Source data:
◇ ◇ ◇ ◇ ◇ ◇ ◇

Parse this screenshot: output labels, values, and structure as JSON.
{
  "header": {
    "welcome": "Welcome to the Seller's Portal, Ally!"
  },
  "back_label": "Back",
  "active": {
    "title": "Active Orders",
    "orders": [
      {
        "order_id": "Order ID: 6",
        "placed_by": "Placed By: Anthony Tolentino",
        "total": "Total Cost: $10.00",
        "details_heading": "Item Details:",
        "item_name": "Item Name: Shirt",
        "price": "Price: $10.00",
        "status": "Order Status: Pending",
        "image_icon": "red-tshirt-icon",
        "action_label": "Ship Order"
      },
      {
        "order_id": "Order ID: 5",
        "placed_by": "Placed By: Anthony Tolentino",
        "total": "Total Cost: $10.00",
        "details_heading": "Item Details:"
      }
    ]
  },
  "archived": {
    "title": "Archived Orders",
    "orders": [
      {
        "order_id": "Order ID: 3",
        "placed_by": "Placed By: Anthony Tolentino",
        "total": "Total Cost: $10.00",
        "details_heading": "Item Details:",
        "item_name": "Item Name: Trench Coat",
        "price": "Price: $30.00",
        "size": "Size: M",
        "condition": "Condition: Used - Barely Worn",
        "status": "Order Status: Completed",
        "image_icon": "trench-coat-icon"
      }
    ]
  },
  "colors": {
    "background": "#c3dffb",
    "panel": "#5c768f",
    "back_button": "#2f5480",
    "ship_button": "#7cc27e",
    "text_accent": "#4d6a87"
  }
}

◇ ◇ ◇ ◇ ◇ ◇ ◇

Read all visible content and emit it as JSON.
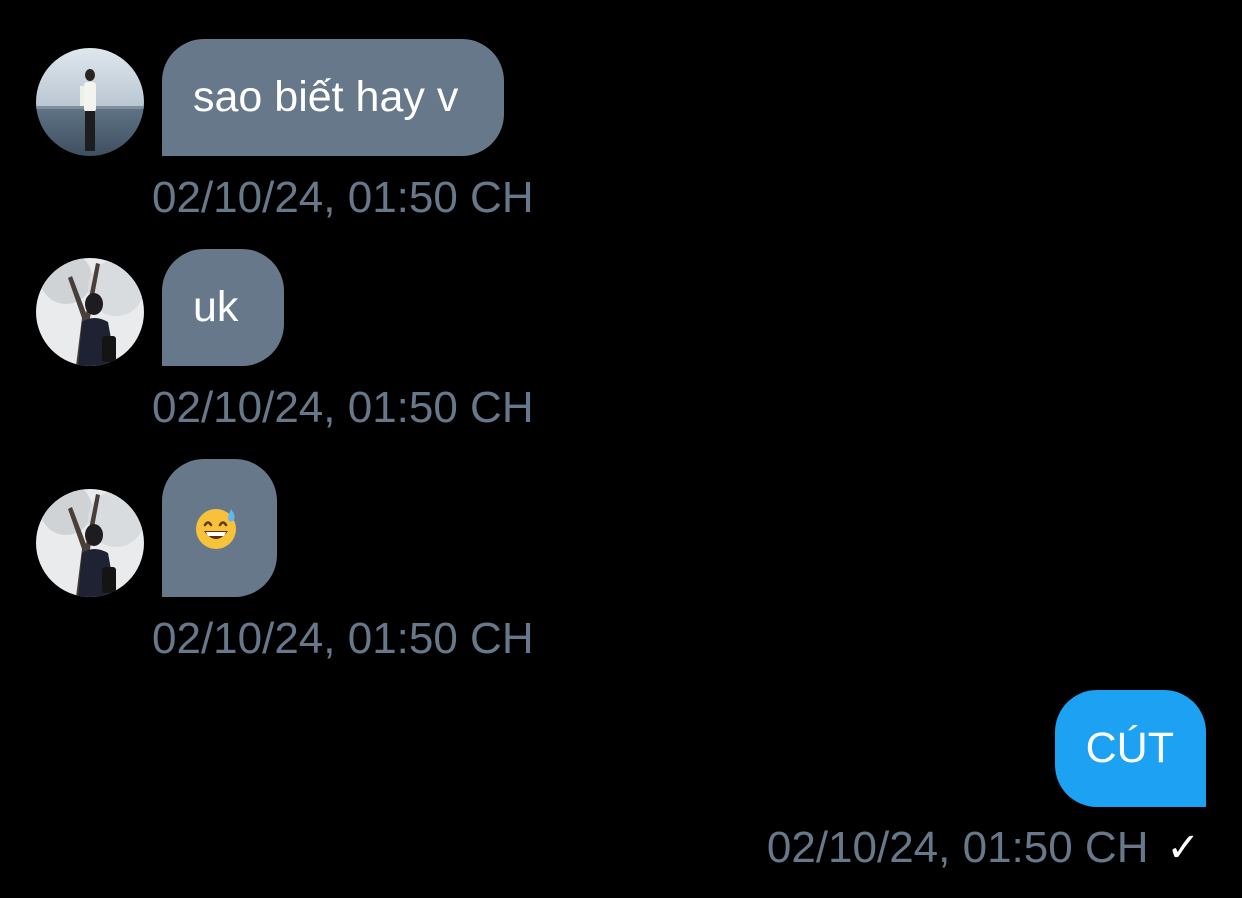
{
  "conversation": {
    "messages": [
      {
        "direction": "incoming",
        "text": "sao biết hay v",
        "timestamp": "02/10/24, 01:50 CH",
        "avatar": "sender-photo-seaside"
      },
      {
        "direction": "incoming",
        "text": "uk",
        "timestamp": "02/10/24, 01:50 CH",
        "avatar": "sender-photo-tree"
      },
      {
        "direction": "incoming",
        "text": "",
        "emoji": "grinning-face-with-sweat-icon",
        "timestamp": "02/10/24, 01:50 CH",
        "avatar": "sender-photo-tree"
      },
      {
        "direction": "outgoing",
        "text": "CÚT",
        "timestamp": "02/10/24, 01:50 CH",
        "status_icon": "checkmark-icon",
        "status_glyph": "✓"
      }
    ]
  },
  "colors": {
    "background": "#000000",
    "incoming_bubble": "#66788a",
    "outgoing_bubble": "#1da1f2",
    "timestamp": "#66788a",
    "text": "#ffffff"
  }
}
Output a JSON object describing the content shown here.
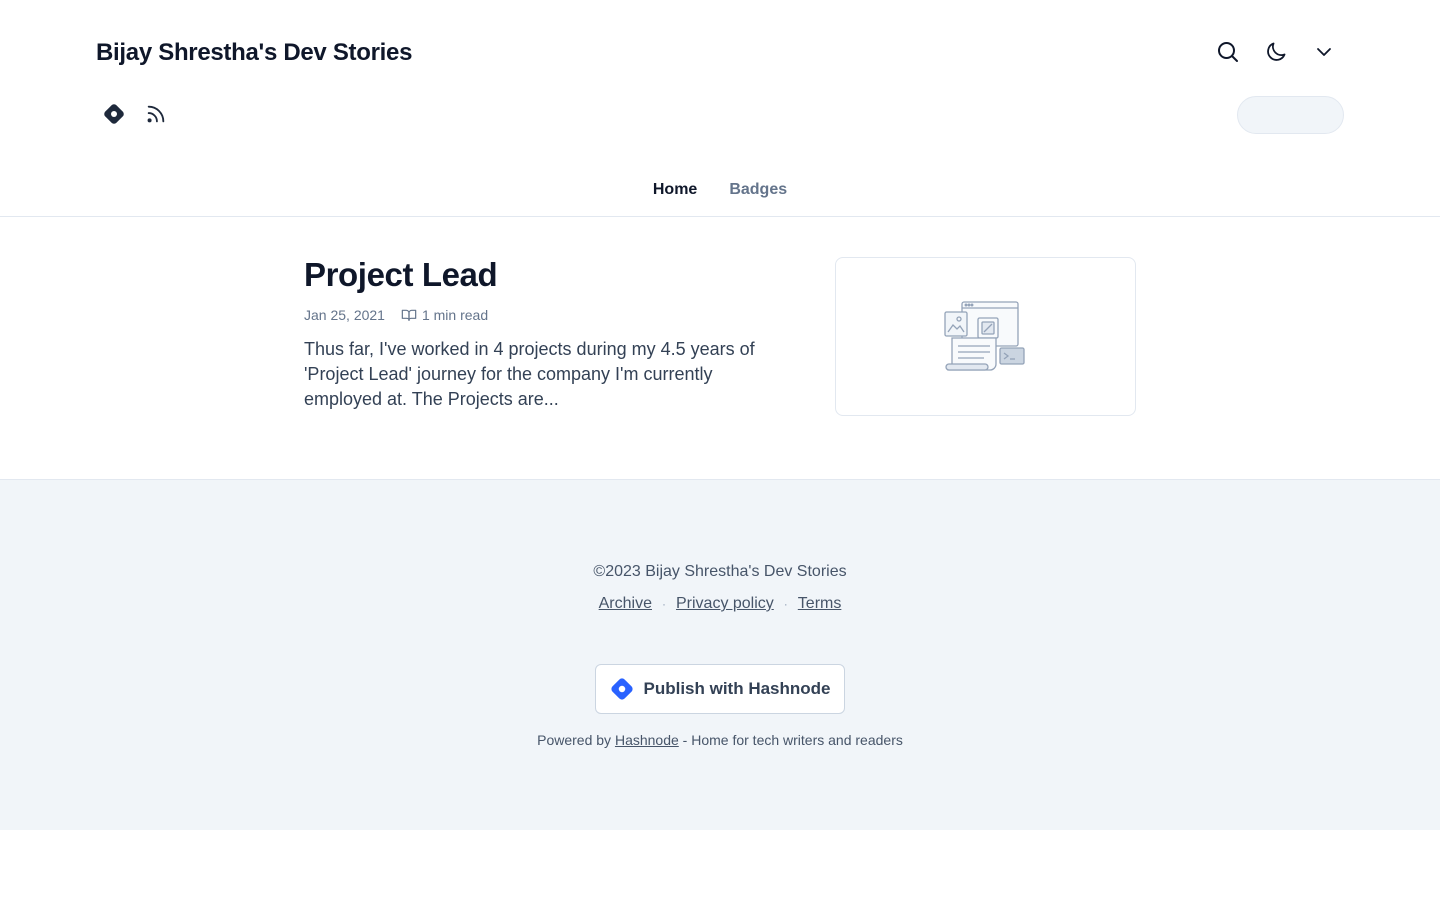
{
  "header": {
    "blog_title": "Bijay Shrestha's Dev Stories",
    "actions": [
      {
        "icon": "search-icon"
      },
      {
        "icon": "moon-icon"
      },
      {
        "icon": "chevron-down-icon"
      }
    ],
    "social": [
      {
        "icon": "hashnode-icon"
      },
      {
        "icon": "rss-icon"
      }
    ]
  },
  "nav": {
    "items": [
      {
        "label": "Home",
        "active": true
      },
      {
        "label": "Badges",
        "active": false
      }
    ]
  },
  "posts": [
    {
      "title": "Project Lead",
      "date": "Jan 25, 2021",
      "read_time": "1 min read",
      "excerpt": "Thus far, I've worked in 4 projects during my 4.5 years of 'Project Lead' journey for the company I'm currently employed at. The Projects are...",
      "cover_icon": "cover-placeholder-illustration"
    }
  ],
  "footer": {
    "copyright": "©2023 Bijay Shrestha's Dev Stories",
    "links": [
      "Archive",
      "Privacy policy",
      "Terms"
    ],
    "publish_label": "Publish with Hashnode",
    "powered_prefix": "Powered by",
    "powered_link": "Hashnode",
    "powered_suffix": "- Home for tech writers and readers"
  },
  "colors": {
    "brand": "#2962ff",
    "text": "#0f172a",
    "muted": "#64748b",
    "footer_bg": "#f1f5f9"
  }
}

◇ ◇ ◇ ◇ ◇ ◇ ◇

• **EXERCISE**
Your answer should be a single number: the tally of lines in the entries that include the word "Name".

• **ANSWER TO THE EXERCISE**
2